(Excerpts from an interface dataset)
------

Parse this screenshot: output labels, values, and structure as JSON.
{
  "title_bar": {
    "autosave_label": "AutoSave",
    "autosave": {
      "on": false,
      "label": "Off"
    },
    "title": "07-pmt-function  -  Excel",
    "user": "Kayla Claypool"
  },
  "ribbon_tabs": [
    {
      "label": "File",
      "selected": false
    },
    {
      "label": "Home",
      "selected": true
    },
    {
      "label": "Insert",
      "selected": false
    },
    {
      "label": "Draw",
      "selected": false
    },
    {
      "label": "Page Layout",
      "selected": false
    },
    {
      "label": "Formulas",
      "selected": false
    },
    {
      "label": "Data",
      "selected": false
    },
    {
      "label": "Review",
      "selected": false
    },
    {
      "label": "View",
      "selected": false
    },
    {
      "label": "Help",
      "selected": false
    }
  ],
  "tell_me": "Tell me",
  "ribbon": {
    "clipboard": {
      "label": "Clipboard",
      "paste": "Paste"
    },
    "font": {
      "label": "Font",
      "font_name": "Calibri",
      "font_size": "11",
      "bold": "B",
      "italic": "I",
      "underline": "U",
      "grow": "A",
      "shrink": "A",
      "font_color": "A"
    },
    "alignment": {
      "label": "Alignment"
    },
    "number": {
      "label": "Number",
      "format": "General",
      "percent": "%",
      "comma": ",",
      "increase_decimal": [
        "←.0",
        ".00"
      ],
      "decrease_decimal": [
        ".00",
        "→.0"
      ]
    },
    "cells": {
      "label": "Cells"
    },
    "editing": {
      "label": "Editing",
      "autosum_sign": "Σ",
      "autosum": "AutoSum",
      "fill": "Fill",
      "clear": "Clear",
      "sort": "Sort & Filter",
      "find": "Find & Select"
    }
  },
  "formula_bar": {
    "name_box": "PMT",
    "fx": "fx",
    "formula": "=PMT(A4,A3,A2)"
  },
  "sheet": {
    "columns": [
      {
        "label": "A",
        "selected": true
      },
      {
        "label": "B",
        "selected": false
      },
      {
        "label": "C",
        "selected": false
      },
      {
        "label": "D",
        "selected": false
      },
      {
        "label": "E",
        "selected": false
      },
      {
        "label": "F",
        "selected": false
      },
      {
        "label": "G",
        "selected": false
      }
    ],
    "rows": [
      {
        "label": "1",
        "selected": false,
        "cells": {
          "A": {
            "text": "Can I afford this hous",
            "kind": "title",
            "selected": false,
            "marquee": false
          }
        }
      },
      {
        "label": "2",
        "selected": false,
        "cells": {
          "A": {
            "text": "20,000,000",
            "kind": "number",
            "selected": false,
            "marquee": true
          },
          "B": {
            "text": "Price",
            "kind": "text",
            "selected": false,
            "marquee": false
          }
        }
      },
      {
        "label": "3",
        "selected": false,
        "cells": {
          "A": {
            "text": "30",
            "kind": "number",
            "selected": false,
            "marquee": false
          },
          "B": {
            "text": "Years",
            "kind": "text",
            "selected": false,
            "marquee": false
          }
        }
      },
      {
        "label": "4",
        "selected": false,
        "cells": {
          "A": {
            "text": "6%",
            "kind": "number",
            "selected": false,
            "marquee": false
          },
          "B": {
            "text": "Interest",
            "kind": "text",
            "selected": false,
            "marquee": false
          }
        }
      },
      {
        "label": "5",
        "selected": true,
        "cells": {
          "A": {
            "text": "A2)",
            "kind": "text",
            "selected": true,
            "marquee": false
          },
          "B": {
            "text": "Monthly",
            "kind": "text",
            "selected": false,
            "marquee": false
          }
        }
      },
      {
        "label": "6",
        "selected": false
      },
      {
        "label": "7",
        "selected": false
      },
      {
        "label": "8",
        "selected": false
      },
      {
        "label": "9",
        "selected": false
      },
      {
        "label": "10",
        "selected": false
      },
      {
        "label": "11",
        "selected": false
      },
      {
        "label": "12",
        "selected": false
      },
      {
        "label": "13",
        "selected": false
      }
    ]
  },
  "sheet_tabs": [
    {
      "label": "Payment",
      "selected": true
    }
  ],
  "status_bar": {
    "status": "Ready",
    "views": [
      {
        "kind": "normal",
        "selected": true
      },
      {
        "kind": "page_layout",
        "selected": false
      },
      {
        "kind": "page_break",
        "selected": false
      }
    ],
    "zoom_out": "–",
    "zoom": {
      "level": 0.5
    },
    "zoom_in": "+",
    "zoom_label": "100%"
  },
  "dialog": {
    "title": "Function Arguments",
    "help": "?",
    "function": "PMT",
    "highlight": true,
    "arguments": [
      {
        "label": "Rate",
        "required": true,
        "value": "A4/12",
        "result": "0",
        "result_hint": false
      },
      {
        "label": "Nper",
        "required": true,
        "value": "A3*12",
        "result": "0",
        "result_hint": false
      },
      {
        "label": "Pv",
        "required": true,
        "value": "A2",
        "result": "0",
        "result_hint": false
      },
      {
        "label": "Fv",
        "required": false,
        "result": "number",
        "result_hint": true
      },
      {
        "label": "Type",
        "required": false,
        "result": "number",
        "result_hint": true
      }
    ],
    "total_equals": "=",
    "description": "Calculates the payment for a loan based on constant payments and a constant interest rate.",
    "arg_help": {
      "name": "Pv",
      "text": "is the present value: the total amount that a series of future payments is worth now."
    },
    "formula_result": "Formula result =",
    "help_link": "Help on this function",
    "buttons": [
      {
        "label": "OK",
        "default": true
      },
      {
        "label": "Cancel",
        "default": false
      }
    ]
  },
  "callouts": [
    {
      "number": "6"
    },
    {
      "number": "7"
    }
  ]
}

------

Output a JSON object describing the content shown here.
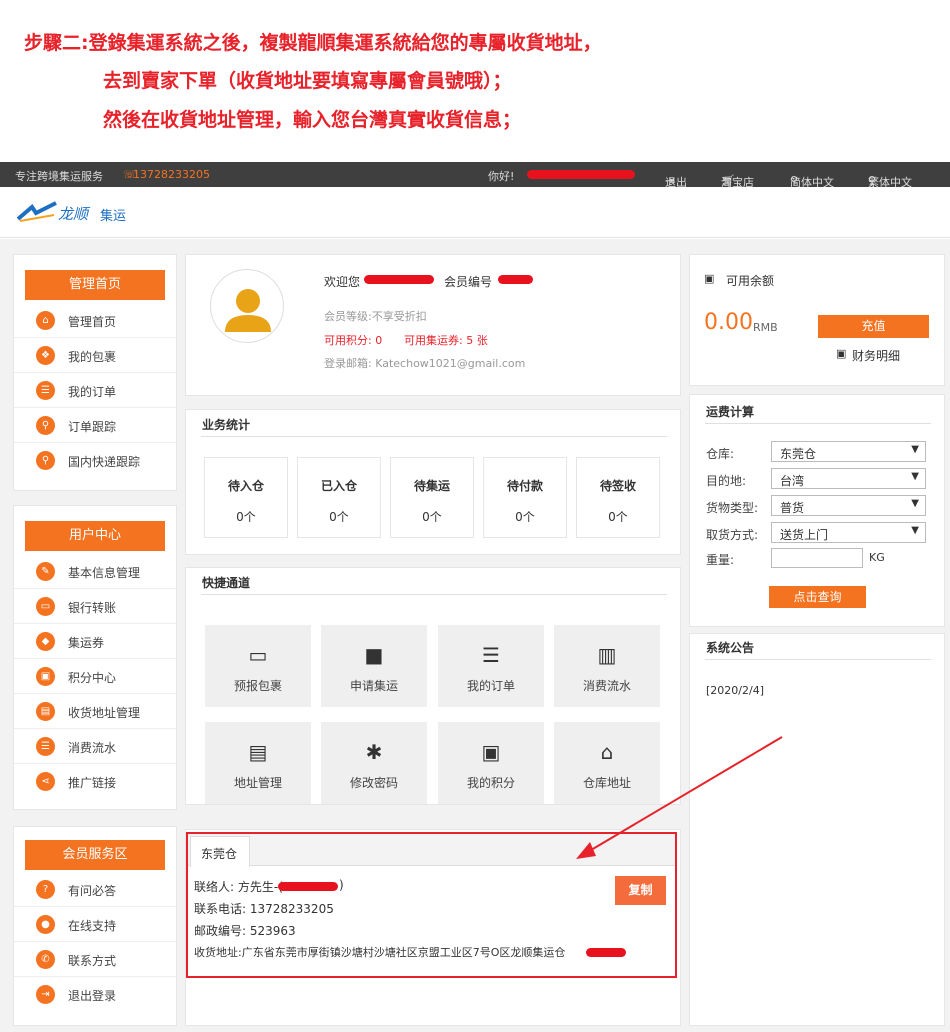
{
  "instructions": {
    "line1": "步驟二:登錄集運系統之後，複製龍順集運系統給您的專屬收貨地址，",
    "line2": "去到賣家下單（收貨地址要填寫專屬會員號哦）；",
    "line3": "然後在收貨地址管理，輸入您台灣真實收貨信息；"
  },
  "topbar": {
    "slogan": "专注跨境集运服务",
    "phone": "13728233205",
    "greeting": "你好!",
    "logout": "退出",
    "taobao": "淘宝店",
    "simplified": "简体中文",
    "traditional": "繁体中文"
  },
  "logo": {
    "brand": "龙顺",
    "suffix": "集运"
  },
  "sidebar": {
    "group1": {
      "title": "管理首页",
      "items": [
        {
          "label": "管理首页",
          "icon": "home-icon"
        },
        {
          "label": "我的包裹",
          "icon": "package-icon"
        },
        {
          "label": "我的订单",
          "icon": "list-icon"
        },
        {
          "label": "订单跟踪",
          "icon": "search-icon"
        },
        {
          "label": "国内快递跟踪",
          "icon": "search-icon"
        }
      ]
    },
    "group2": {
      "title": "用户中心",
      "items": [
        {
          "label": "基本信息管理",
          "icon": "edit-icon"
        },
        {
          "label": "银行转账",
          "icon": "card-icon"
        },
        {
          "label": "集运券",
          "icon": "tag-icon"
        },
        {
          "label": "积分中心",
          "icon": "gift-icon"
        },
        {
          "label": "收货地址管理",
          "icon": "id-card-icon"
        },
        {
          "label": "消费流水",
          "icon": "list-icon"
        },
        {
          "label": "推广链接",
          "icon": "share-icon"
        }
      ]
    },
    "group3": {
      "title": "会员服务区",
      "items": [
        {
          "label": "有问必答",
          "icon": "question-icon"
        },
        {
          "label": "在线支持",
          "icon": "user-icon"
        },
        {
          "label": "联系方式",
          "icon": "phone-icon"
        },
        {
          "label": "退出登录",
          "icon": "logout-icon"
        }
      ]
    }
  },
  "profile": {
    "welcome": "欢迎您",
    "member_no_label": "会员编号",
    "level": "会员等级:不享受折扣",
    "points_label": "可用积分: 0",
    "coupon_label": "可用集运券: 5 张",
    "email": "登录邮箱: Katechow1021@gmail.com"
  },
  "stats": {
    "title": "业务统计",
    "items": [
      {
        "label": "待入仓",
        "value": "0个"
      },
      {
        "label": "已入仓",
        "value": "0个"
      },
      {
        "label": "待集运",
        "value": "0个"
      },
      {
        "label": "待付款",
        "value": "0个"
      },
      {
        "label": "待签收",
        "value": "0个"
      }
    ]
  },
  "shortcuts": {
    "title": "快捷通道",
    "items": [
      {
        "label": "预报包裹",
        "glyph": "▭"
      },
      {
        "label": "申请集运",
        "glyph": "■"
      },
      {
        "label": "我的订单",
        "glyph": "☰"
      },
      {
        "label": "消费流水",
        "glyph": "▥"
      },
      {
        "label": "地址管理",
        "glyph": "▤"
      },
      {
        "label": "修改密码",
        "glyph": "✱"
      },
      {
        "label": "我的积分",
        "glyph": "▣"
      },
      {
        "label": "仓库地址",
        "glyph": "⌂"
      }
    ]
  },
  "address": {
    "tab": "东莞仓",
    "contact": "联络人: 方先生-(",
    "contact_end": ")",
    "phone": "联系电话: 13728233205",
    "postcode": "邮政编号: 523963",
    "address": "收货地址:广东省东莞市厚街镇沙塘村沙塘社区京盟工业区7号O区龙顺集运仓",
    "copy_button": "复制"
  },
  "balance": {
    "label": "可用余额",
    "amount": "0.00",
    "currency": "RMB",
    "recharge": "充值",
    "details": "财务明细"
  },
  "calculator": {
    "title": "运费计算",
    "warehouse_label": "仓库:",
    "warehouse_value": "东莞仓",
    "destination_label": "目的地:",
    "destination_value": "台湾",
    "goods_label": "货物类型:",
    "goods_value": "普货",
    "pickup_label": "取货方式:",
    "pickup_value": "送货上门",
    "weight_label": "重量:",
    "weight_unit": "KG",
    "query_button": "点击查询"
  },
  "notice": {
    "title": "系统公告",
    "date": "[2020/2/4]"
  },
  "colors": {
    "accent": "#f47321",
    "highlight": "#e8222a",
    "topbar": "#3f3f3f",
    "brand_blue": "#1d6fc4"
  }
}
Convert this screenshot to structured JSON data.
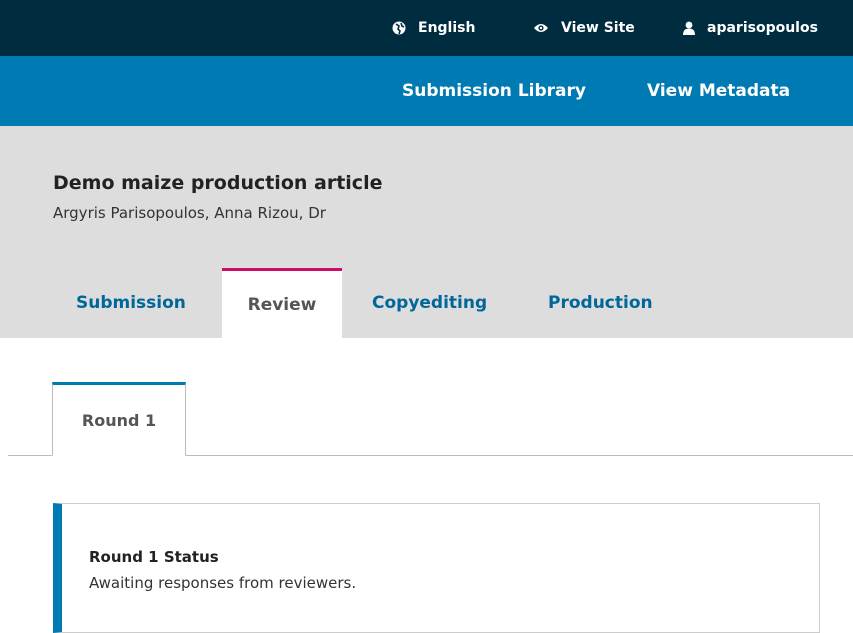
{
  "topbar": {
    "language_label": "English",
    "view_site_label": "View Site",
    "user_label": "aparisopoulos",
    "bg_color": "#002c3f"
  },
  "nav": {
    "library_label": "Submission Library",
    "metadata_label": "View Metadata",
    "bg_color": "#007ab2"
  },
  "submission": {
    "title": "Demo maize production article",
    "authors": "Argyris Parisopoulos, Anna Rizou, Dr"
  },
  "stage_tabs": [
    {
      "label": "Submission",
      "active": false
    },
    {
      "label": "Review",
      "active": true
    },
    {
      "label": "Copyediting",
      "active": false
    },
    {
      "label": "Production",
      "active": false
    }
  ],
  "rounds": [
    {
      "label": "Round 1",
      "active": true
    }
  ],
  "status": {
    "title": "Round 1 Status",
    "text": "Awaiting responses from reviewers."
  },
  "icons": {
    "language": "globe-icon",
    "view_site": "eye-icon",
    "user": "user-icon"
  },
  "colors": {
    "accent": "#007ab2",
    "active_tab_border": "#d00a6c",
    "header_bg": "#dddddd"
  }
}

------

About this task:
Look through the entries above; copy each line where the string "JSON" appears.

Answer area:
Parse this screenshot: output labels, values, and structure as JSON.
Output a JSON object describing the content shown here.
Convert this screenshot to structured JSON data.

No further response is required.